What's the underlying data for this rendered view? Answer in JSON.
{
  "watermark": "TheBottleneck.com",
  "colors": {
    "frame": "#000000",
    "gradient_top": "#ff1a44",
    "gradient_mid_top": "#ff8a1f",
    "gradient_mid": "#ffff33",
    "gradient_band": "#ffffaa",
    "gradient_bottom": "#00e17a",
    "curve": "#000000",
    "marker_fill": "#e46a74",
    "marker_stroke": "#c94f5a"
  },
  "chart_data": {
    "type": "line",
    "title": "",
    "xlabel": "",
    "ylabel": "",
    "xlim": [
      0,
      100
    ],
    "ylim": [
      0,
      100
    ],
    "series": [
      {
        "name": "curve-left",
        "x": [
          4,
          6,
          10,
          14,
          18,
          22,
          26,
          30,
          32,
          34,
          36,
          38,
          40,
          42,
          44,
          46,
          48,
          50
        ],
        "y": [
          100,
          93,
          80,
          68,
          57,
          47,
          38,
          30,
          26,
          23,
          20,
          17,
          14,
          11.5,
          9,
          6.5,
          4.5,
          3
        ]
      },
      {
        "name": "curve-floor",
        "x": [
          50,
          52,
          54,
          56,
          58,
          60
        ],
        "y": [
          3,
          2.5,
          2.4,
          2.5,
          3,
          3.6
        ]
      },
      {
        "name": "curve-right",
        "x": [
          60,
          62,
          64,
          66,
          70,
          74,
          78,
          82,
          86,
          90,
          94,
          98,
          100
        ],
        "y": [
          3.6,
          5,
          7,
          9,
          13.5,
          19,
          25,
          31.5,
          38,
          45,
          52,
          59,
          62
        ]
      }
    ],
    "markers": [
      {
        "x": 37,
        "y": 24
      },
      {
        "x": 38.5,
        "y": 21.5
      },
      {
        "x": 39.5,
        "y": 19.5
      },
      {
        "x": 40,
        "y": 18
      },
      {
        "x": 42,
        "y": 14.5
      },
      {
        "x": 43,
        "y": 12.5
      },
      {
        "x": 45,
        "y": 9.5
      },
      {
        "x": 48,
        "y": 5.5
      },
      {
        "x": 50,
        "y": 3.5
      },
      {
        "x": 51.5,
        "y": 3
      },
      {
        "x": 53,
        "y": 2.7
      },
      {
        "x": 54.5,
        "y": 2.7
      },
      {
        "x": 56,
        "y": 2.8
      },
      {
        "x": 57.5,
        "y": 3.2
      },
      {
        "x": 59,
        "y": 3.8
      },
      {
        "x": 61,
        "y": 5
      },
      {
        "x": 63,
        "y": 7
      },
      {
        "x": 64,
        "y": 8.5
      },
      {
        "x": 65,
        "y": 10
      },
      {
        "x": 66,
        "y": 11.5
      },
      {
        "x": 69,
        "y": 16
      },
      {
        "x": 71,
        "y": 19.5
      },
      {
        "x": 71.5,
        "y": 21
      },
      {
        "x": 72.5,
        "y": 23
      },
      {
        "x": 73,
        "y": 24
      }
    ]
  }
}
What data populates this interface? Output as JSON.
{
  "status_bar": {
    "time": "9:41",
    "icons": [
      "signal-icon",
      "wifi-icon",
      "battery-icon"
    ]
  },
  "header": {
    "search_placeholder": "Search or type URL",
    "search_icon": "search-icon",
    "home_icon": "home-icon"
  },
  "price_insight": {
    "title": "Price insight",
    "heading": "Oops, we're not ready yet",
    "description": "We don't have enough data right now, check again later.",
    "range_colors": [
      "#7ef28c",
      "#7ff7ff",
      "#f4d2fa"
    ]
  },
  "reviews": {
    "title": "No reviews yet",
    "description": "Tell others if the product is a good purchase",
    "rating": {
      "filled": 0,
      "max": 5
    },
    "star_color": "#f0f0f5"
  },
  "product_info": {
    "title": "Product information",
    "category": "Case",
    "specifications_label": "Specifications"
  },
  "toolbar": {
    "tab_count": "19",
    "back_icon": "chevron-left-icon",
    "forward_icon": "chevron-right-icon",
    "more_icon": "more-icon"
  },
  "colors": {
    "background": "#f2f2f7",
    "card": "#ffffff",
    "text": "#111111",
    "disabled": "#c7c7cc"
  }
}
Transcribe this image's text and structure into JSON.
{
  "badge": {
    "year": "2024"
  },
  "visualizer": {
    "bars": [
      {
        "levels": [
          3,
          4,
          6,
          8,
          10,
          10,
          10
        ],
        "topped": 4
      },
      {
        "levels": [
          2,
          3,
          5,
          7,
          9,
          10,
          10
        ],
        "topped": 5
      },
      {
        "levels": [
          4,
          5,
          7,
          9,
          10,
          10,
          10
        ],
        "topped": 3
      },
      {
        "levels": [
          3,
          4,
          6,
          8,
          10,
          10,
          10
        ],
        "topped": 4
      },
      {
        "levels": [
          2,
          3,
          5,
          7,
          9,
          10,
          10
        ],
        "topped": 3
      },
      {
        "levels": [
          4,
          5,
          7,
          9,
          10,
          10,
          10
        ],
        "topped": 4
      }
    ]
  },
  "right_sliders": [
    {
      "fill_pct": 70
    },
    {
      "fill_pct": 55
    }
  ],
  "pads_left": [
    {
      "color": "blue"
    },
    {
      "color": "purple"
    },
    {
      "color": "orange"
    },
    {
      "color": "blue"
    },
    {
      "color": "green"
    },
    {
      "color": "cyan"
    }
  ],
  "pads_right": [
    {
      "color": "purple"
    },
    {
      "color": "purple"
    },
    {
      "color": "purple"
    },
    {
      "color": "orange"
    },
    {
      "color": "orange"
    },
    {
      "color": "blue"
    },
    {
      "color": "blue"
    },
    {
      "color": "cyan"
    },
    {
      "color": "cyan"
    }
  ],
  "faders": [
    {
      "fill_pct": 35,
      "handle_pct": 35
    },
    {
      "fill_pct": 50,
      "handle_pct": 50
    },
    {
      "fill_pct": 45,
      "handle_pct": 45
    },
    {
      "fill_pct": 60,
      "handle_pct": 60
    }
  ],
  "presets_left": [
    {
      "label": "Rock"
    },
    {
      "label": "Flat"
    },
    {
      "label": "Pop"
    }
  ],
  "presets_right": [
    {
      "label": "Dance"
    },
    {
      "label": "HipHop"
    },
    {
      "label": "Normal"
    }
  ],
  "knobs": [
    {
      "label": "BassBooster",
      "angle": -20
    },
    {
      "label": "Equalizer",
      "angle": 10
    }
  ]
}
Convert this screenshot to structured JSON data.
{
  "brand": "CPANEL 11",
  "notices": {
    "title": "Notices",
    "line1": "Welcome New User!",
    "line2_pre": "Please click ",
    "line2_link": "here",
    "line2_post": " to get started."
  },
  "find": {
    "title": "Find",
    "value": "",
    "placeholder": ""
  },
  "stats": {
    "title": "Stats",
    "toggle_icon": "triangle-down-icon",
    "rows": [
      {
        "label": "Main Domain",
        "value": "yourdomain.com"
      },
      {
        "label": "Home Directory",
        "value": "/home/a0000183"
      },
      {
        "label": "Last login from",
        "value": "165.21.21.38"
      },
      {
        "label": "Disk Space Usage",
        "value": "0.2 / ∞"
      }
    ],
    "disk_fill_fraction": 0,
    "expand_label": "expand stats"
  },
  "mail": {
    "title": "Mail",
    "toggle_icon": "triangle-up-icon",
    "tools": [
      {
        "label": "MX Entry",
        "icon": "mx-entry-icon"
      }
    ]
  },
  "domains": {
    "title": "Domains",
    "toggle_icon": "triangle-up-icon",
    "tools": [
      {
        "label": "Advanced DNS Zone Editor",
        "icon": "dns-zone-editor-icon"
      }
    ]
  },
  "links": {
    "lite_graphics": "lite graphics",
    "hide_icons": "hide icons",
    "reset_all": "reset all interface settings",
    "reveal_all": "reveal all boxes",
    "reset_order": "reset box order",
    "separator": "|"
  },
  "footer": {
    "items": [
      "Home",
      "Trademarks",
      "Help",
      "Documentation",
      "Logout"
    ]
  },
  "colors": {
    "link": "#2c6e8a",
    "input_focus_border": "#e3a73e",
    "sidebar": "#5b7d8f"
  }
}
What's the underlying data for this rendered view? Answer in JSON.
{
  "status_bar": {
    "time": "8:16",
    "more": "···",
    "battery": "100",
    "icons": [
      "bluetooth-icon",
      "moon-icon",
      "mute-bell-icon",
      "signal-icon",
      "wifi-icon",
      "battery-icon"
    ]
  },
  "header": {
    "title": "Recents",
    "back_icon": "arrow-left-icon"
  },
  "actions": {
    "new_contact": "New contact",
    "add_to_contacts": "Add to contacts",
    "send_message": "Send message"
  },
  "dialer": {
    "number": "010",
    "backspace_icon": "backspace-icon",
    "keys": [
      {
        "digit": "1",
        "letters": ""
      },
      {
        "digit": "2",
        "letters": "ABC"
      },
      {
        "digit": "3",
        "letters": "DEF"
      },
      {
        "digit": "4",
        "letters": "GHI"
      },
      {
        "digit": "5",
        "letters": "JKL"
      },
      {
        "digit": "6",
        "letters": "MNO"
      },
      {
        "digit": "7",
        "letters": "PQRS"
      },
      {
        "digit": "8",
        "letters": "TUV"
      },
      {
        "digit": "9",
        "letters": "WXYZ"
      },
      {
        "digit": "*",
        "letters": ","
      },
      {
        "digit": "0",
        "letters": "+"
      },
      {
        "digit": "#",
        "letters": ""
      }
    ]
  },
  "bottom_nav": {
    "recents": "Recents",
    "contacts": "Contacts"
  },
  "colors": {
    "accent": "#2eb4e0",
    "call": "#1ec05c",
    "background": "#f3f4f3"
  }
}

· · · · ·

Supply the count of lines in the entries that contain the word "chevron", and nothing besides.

2